Deciding between a full face vs. open face helmet MTB comes down to how you intend on using the helmet and what you are most comfortable using.
If you plan on doing a lot of high-speed runs down rough tracks or going out and exploring off-road trails, then a full-face helmet will be your best bet. If you’re going to stay mostly on city roads and maybe explore a local trail now and then, an open-face helmet will be a suitable choice.
If you want the highest level of protection, there is nothing better than a full-face helmet. An open-face helmet will do the trick if you’re looking for comfort and convenience.
A good helmet will mix the right protection and fit with your needed options and accessories. For instance, if you’re going to be cycling at night, a torch helmet will be helpful.
Like shoes, finding the right helmet requires you to try it on.
Visiting a local store and trying on a few different types will give you a better idea of what to look for. Even if you intend to buy online, it helps to get hands-on experience at a local store.

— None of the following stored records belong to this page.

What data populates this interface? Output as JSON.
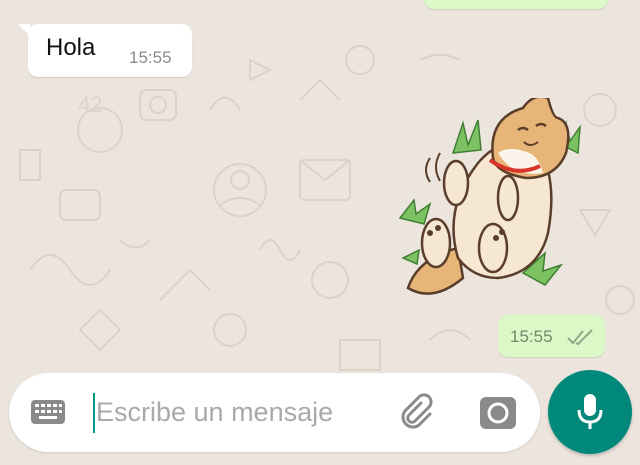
{
  "chat": {
    "incoming": {
      "text": "Hola",
      "time": "15:55"
    },
    "sticker": {
      "icon": "shiba-dog-sticker"
    },
    "outgoing": {
      "time": "15:55",
      "status_icon": "double-check-icon"
    }
  },
  "composer": {
    "placeholder": "Escribe un mensaje",
    "keyboard_icon": "keyboard-icon",
    "attach_icon": "paperclip-icon",
    "camera_icon": "camera-icon"
  },
  "mic": {
    "icon": "mic-icon"
  },
  "colors": {
    "wallpaper": "#ece5dd",
    "incoming_bubble": "#ffffff",
    "outgoing_bubble": "#dcf8c6",
    "accent": "#00897b",
    "caret": "#009688"
  }
}
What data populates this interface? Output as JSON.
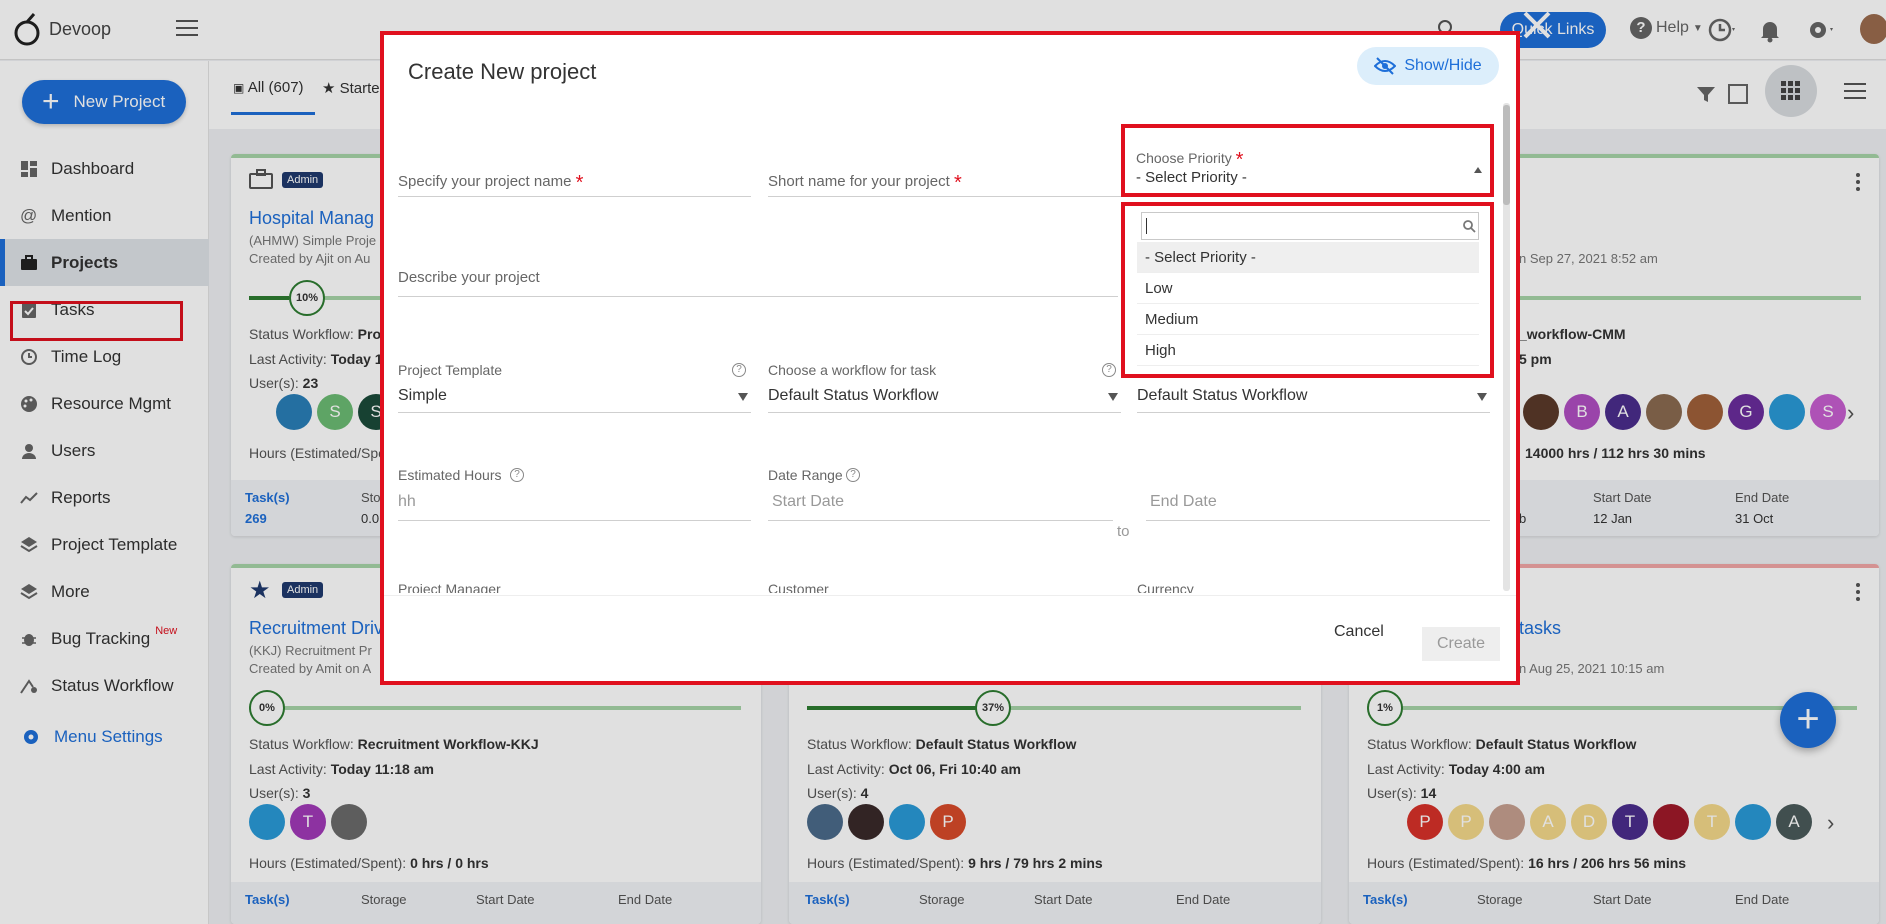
{
  "topbar": {
    "brand": "Devoop",
    "quick_links": "Quick Links",
    "help": "Help"
  },
  "sidebar": {
    "new_project": "New Project",
    "items": [
      {
        "label": "Dashboard",
        "icon": "dashboard-icon"
      },
      {
        "label": "Mention",
        "icon": "at-icon"
      },
      {
        "label": "Projects",
        "icon": "briefcase-icon",
        "active": true
      },
      {
        "label": "Tasks",
        "icon": "clipboard-check-icon"
      },
      {
        "label": "Time Log",
        "icon": "clock-icon"
      },
      {
        "label": "Resource Mgmt",
        "icon": "palette-icon"
      },
      {
        "label": "Users",
        "icon": "user-icon"
      },
      {
        "label": "Reports",
        "icon": "chart-line-icon"
      },
      {
        "label": "Project Template",
        "icon": "layers-icon"
      },
      {
        "label": "More",
        "icon": "layers-icon"
      },
      {
        "label": "Bug Tracking",
        "icon": "bug-icon",
        "badge": "New"
      },
      {
        "label": "Status Workflow",
        "icon": "workflow-icon"
      }
    ],
    "menu_settings": "Menu Settings"
  },
  "tabs": {
    "all": "All (607)",
    "starred": "Starte"
  },
  "cards": {
    "c1": {
      "badge": "Admin",
      "title": "Hospital Manag",
      "sub": "(AHMW) Simple Proje",
      "created": "Created by Ajit on Au",
      "progress": "10%",
      "status_label": "Status Workflow:",
      "status_value": "Pro",
      "activity_label": "Last Activity:",
      "activity_value": "Today 1",
      "users_label": "User(s):",
      "users_value": "23",
      "hours": "Hours (Estimated/Spen",
      "tasks_label": "Task(s)",
      "tasks_value": "269",
      "storage_label": "Sto",
      "storage_value": "0.0"
    },
    "c3": {
      "created": "n Sep 27, 2021 8:52 am",
      "status_value": "_workflow-CMM",
      "activity_value": "5 pm",
      "hours": "14000 hrs / 112 hrs 30 mins",
      "storage_value": "b",
      "start_label": "Start Date",
      "start_value": "12 Jan",
      "end_label": "End Date",
      "end_value": "31 Oct"
    },
    "c4": {
      "badge": "Admin",
      "title": "Recruitment Driv",
      "sub": "(KKJ) Recruitment Pr",
      "created": "Created by Amit on A",
      "progress": "0%",
      "status_label": "Status Workflow:",
      "status_value": "Recruitment Workflow-KKJ",
      "activity_label": "Last Activity:",
      "activity_value": "Today 11:18 am",
      "users_label": "User(s):",
      "users_value": "3",
      "hours_label": "Hours (Estimated/Spent):",
      "hours_value": "0 hrs / 0 hrs",
      "tasks_label": "Task(s)",
      "storage_label": "Storage",
      "start_label": "Start Date",
      "end_label": "End Date"
    },
    "c5": {
      "progress": "37%",
      "status_label": "Status Workflow:",
      "status_value": "Default Status Workflow",
      "activity_label": "Last Activity:",
      "activity_value": "Oct 06, Fri 10:40 am",
      "users_label": "User(s):",
      "users_value": "4",
      "hours_label": "Hours (Estimated/Spent):",
      "hours_value": "9 hrs / 79 hrs 2 mins",
      "tasks_label": "Task(s)",
      "storage_label": "Storage",
      "start_label": "Start Date",
      "end_label": "End Date"
    },
    "c6": {
      "title": "tasks",
      "created": "n Aug 25, 2021 10:15 am",
      "progress": "1%",
      "status_label": "Status Workflow:",
      "status_value": "Default Status Workflow",
      "activity_label": "Last Activity:",
      "activity_value": "Today 4:00 am",
      "users_label": "User(s):",
      "users_value": "14",
      "hours_label": "Hours (Estimated/Spent):",
      "hours_value": "16 hrs / 206 hrs 56 mins",
      "tasks_label": "Task(s)",
      "storage_label": "Storage",
      "start_label": "Start Date",
      "end_label": "End Date"
    }
  },
  "modal": {
    "title": "Create New project",
    "show_hide": "Show/Hide",
    "project_name_placeholder": "Specify your project name",
    "short_name_placeholder": "Short name for your project",
    "priority_label": "Choose Priority",
    "priority_value": "- Select Priority -",
    "priority_options": [
      "- Select Priority -",
      "Low",
      "Medium",
      "High"
    ],
    "describe_placeholder": "Describe your project",
    "template_label": "Project Template",
    "template_value": "Simple",
    "workflow_label": "Choose a workflow for task",
    "workflow_value": "Default Status Workflow",
    "workflow2_value": "Default Status Workflow",
    "est_hours_label": "Estimated Hours",
    "est_hours_placeholder": "hh",
    "date_range_label": "Date Range",
    "start_date_placeholder": "Start Date",
    "end_date_placeholder": "End Date",
    "to": "to",
    "project_manager_label": "Project Manager",
    "customer_label": "Customer",
    "currency_label": "Currency",
    "cancel": "Cancel",
    "create": "Create"
  },
  "colors": {
    "accent": "#1e6fd9",
    "highlight": "#e0101e",
    "progress": "#2e7d32"
  }
}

Consider the helmet an investment in your safety, so don’t be afraid to spend a bit more. Adjust your budget accordingly to get a helmet that will give you the kind of protection you need.